Home  »  Familiar Quotations  »  Page 184

John Bartlett (1820–1905). Familiar Quotations, 10th ed. 1919.

Page 184

John Fletcher. (1579–1625) (continued)
    I find the medicine worse than the malady. 1
          Love’s Cure. Act iii. Sc. 2.
    He went away with a flea in ’s ear.
          Love’s Cure. Act iii. Sc. 3.
    There ’s naught in this life sweet,
If man were wise to see ’t,
    But only melancholy;
    O sweetest Melancholy! 2
          The Nice Valour. Act iii. Sc. 3.
    Fountain heads and pathless groves,
Places which pale passion loves.
          The Nice Valour. Act iii. Sc. 3.
    Drink to-day, and drown all sorrow;
You shall perhaps not do ’t to-morrow.
          The Bloody Brother. Act ii. Sc. 2.
    And he that will to bed go sober
Falls with the leaf still in October. 3
          The Bloody Brother. Act ii. Sc. 2.
    Three merry boys, and three merry boys,
And three merry boys are we, 4
As ever did sing in a hempen string
Under the gallows-tree.
          The Bloody Brother. Act iii. Sc. 2.
    Hide, oh, hide those hills of snow
  Which thy frozen bosom bears,
On whose tops the pinks that grow
  Are of those that April wears!
But first set my poor heart free,
Bound in those icy chains by thee. 5
          The Bloody Brother. Act v. Sc. 2.
Note 1.
See Bacon, Quotation 16. [back]
Note 2.
Naught so sweet as melancholy.—Robert Burton: Anatomy of Melancholy. Author’s Abstract. [back]
Note 3.
The following well-known catch, or glee, is formed on this song:—

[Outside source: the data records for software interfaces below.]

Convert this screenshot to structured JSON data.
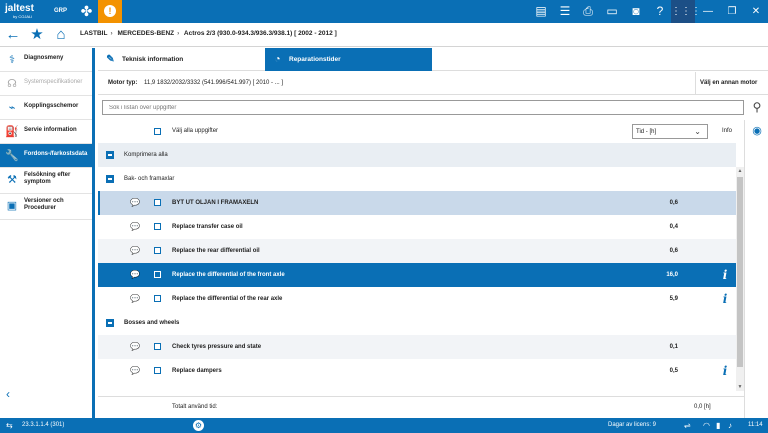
{
  "brand": {
    "logo": "jaltest",
    "logo_sub": "by COJALI",
    "grp": "GRP"
  },
  "breadcrumb": [
    "LASTBIL",
    "MERCEDES-BENZ",
    "Actros 2/3 (930.0-934.3/936.3/938.1) [ 2002 - 2012 ]"
  ],
  "sidebar": {
    "items": [
      {
        "label": "Diagnosmeny",
        "icon": "stethoscope-icon",
        "state": "normal"
      },
      {
        "label": "Systemspecifikationer",
        "icon": "headset-icon",
        "state": "disabled"
      },
      {
        "label": "Kopplingsschemor",
        "icon": "wiring-icon",
        "state": "normal"
      },
      {
        "label": "Servie information",
        "icon": "oil-can-icon",
        "state": "normal"
      },
      {
        "label": "Fordons-/farkostsdata",
        "icon": "wrench-icon",
        "state": "active"
      },
      {
        "label": "Felsökning efter symptom",
        "icon": "troubleshoot-icon",
        "state": "normal"
      },
      {
        "label": "Versioner och Procedurer",
        "icon": "document-icon",
        "state": "normal"
      }
    ]
  },
  "tabs": [
    {
      "label": "Teknisk information"
    },
    {
      "label": "Reparationstider"
    }
  ],
  "motor": {
    "label": "Motor typ:",
    "value": "11,9 1832/2032/3332 (541.996/541.997) [ 2010 - ... ]",
    "alt": "Välj en annan motor"
  },
  "search": {
    "placeholder": "Sök i listan över uppgifter"
  },
  "table_header": {
    "select_all": "Välj alla uppgifter",
    "unit_select": "Tid - [h]",
    "info": "Info"
  },
  "compress_all": "Komprimera alla",
  "groups": [
    {
      "label": "Bak- och framaxlar"
    },
    {
      "label": "Bosses and wheels"
    }
  ],
  "tasks": [
    {
      "label": "BYT UT OLJAN I FRAMAXELN",
      "time": "0,6",
      "has_info": false
    },
    {
      "label": "Replace transfer case oil",
      "time": "0,4",
      "has_info": false
    },
    {
      "label": "Replace the rear differential oil",
      "time": "0,6",
      "has_info": false
    },
    {
      "label": "Replace the differential of the front axle",
      "time": "16,0",
      "has_info": true
    },
    {
      "label": "Replace the differential of the rear axle",
      "time": "5,9",
      "has_info": true
    },
    {
      "label": "Check tyres pressure and state",
      "time": "0,1",
      "has_info": false
    },
    {
      "label": "Replace dampers",
      "time": "0,5",
      "has_info": true
    }
  ],
  "total": {
    "label": "Totalt använd tid:",
    "value": "0,0 [h]"
  },
  "status": {
    "version": "23.3.1.1.4 (301)",
    "license": "Dagar av licens: 9",
    "time": "11:14"
  },
  "colors": {
    "primary": "#0a6fb5",
    "warning": "#f39200",
    "dark": "#1c4f86"
  }
}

He who goes to bed, and goes to bed sober,
Falls as the leaves do, and dies in October;
But he who goes to bed, and goes to bed mellow,
Lives as he ought to do, and dies an honest fellow. [back]
Note 4.
Three merry men be we.—George Peele: Old Wives’ Tale, 1595. John Webster (quoted): Westward Hoe, 1607. [back]
Note 5.
See Shakespeare, Measure for Measure, Quotation 30. [back]